> _ABOUT THIS TASK_: Every record below should be printed exactly as it appears.

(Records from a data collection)
>>>

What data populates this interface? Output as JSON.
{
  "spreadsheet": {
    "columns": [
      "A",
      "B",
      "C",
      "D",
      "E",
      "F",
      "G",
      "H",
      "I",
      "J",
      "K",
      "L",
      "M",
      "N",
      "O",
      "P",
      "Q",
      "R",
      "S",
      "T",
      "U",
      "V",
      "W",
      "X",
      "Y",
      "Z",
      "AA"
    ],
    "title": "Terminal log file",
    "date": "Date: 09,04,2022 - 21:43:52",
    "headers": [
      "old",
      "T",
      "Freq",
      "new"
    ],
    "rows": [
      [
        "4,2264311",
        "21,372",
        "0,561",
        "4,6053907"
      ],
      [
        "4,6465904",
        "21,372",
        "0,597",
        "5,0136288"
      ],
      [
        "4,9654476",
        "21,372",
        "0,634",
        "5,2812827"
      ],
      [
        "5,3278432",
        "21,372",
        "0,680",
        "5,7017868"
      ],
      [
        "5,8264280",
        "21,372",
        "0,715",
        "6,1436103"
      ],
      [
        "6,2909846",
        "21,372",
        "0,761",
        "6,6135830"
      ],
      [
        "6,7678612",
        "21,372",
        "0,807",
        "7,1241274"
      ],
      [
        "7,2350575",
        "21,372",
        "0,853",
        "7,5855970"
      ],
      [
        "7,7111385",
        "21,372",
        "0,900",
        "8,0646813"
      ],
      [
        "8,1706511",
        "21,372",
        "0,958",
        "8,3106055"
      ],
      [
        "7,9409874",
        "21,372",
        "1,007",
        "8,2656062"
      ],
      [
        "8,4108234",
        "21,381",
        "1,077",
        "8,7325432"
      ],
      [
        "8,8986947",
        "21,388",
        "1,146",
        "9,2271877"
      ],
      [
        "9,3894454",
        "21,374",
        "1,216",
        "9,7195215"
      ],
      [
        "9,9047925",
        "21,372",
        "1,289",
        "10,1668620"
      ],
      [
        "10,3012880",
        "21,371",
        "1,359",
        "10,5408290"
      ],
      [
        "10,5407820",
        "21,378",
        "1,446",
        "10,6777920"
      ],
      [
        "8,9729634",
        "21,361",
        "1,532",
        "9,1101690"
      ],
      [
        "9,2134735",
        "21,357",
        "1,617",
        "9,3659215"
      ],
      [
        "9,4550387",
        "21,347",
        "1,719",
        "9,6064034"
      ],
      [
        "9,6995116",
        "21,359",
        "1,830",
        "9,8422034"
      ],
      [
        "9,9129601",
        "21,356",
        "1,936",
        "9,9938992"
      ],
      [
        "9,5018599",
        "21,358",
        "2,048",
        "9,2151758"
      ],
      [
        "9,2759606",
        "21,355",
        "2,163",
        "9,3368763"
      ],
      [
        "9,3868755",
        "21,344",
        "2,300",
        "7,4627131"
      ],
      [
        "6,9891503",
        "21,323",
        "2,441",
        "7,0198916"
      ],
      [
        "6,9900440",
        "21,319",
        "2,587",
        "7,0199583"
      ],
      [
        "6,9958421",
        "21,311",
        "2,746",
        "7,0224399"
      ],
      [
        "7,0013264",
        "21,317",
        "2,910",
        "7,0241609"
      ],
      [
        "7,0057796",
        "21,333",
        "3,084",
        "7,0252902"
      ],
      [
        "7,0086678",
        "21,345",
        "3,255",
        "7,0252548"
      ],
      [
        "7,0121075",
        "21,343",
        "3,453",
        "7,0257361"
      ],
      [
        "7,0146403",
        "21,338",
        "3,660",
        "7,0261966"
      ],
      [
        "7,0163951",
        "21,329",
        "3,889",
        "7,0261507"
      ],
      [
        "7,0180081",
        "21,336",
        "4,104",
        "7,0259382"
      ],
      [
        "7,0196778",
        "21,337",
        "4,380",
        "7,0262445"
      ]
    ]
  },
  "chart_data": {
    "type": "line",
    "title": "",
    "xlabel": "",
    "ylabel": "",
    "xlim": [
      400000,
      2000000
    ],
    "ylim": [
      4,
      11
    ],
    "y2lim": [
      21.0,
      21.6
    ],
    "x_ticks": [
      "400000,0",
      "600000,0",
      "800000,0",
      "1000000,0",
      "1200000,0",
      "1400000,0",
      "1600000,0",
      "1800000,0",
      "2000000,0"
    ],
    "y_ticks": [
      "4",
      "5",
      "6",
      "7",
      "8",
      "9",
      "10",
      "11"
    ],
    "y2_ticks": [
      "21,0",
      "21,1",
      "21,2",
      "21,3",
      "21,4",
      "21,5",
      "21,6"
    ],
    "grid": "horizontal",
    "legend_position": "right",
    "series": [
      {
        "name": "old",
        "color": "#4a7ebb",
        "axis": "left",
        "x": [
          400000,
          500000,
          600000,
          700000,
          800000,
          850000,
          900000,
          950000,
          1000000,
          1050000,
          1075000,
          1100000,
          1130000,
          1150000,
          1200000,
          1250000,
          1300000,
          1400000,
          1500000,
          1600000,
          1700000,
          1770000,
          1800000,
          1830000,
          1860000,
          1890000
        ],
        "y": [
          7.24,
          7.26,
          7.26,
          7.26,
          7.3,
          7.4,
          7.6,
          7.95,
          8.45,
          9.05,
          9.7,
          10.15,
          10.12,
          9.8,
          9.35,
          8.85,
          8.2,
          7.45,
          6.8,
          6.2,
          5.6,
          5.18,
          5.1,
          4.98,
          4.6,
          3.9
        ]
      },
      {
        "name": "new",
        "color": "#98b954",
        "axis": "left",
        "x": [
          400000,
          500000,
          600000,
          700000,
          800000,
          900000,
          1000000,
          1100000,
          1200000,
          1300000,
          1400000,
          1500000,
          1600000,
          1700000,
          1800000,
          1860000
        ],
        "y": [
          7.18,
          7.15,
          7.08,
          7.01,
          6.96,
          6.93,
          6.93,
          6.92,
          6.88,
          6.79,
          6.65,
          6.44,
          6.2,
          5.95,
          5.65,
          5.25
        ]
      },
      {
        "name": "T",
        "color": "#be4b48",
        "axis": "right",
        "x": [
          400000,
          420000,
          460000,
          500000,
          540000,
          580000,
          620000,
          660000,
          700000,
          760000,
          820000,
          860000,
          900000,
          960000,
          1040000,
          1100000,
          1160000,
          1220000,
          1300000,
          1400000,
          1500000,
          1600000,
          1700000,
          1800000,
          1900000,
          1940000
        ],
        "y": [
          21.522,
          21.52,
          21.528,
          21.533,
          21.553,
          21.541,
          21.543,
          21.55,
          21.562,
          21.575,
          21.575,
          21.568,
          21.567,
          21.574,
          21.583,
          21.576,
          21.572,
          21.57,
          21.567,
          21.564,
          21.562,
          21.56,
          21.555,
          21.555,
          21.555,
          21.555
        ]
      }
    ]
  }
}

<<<

> _TASK RESPONSE_:
What data populates this interface? Output as JSON.
{
  "spreadsheet": {
    "columns": [
      "A",
      "B",
      "C",
      "D",
      "E",
      "F",
      "G",
      "H",
      "I",
      "J",
      "K",
      "L",
      "M",
      "N",
      "O",
      "P",
      "Q",
      "R",
      "S",
      "T",
      "U",
      "V",
      "W",
      "X",
      "Y",
      "Z",
      "AA"
    ],
    "title": "Terminal log file",
    "date": "Date: 09,04,2022 - 21:43:52",
    "headers": [
      "old",
      "T",
      "Freq",
      "new"
    ],
    "rows": [
      [
        "4,2264311",
        "21,372",
        "0,561",
        "4,6053907"
      ],
      [
        "4,6465904",
        "21,372",
        "0,597",
        "5,0136288"
      ],
      [
        "4,9654476",
        "21,372",
        "0,634",
        "5,2812827"
      ],
      [
        "5,3278432",
        "21,372",
        "0,680",
        "5,7017868"
      ],
      [
        "5,8264280",
        "21,372",
        "0,715",
        "6,1436103"
      ],
      [
        "6,2909846",
        "21,372",
        "0,761",
        "6,6135830"
      ],
      [
        "6,7678612",
        "21,372",
        "0,807",
        "7,1241274"
      ],
      [
        "7,2350575",
        "21,372",
        "0,853",
        "7,5855970"
      ],
      [
        "7,7111385",
        "21,372",
        "0,900",
        "8,0646813"
      ],
      [
        "8,1706511",
        "21,372",
        "0,958",
        "8,3106055"
      ],
      [
        "7,9409874",
        "21,372",
        "1,007",
        "8,2656062"
      ],
      [
        "8,4108234",
        "21,381",
        "1,077",
        "8,7325432"
      ],
      [
        "8,8986947",
        "21,388",
        "1,146",
        "9,2271877"
      ],
      [
        "9,3894454",
        "21,374",
        "1,216",
        "9,7195215"
      ],
      [
        "9,9047925",
        "21,372",
        "1,289",
        "10,1668620"
      ],
      [
        "10,3012880",
        "21,371",
        "1,359",
        "10,5408290"
      ],
      [
        "10,5407820",
        "21,378",
        "1,446",
        "10,6777920"
      ],
      [
        "8,9729634",
        "21,361",
        "1,532",
        "9,1101690"
      ],
      [
        "9,2134735",
        "21,357",
        "1,617",
        "9,3659215"
      ],
      [
        "9,4550387",
        "21,347",
        "1,719",
        "9,6064034"
      ],
      [
        "9,6995116",
        "21,359",
        "1,830",
        "9,8422034"
      ],
      [
        "9,9129601",
        "21,356",
        "1,936",
        "9,9938992"
      ],
      [
        "9,5018599",
        "21,358",
        "2,048",
        "9,2151758"
      ],
      [
        "9,2759606",
        "21,355",
        "2,163",
        "9,3368763"
      ],
      [
        "9,3868755",
        "21,344",
        "2,300",
        "7,4627131"
      ],
      [
        "6,9891503",
        "21,323",
        "2,441",
        "7,0198916"
      ],
      [
        "6,9900440",
        "21,319",
        "2,587",
        "7,0199583"
      ],
      [
        "6,9958421",
        "21,311",
        "2,746",
        "7,0224399"
      ],
      [
        "7,0013264",
        "21,317",
        "2,910",
        "7,0241609"
      ],
      [
        "7,0057796",
        "21,333",
        "3,084",
        "7,0252902"
      ],
      [
        "7,0086678",
        "21,345",
        "3,255",
        "7,0252548"
      ],
      [
        "7,0121075",
        "21,343",
        "3,453",
        "7,0257361"
      ],
      [
        "7,0146403",
        "21,338",
        "3,660",
        "7,0261966"
      ],
      [
        "7,0163951",
        "21,329",
        "3,889",
        "7,0261507"
      ],
      [
        "7,0180081",
        "21,336",
        "4,104",
        "7,0259382"
      ],
      [
        "7,0196778",
        "21,337",
        "4,380",
        "7,0262445"
      ]
    ]
  },
  "chart_data": {
    "type": "line",
    "title": "",
    "xlabel": "",
    "ylabel": "",
    "xlim": [
      400000,
      2000000
    ],
    "ylim": [
      4,
      11
    ],
    "y2lim": [
      21.0,
      21.6
    ],
    "x_ticks": [
      "400000,0",
      "600000,0",
      "800000,0",
      "1000000,0",
      "1200000,0",
      "1400000,0",
      "1600000,0",
      "1800000,0",
      "2000000,0"
    ],
    "y_ticks": [
      "4",
      "5",
      "6",
      "7",
      "8",
      "9",
      "10",
      "11"
    ],
    "y2_ticks": [
      "21,0",
      "21,1",
      "21,2",
      "21,3",
      "21,4",
      "21,5",
      "21,6"
    ],
    "grid": "horizontal",
    "legend_position": "right",
    "series": [
      {
        "name": "old",
        "color": "#4a7ebb",
        "axis": "left",
        "x": [
          400000,
          500000,
          600000,
          700000,
          800000,
          850000,
          900000,
          950000,
          1000000,
          1050000,
          1075000,
          1100000,
          1130000,
          1150000,
          1200000,
          1250000,
          1300000,
          1400000,
          1500000,
          1600000,
          1700000,
          1770000,
          1800000,
          1830000,
          1860000,
          1890000
        ],
        "y": [
          7.24,
          7.26,
          7.26,
          7.26,
          7.3,
          7.4,
          7.6,
          7.95,
          8.45,
          9.05,
          9.7,
          10.15,
          10.12,
          9.8,
          9.35,
          8.85,
          8.2,
          7.45,
          6.8,
          6.2,
          5.6,
          5.18,
          5.1,
          4.98,
          4.6,
          3.9
        ]
      },
      {
        "name": "new",
        "color": "#98b954",
        "axis": "left",
        "x": [
          400000,
          500000,
          600000,
          700000,
          800000,
          900000,
          1000000,
          1100000,
          1200000,
          1300000,
          1400000,
          1500000,
          1600000,
          1700000,
          1800000,
          1860000
        ],
        "y": [
          7.18,
          7.15,
          7.08,
          7.01,
          6.96,
          6.93,
          6.93,
          6.92,
          6.88,
          6.79,
          6.65,
          6.44,
          6.2,
          5.95,
          5.65,
          5.25
        ]
      },
      {
        "name": "T",
        "color": "#be4b48",
        "axis": "right",
        "x": [
          400000,
          420000,
          460000,
          500000,
          540000,
          580000,
          620000,
          660000,
          700000,
          760000,
          820000,
          860000,
          900000,
          960000,
          1040000,
          1100000,
          1160000,
          1220000,
          1300000,
          1400000,
          1500000,
          1600000,
          1700000,
          1800000,
          1900000,
          1940000
        ],
        "y": [
          21.522,
          21.52,
          21.528,
          21.533,
          21.553,
          21.541,
          21.543,
          21.55,
          21.562,
          21.575,
          21.575,
          21.568,
          21.567,
          21.574,
          21.583,
          21.576,
          21.572,
          21.57,
          21.567,
          21.564,
          21.562,
          21.56,
          21.555,
          21.555,
          21.555,
          21.555
        ]
      }
    ]
  }
}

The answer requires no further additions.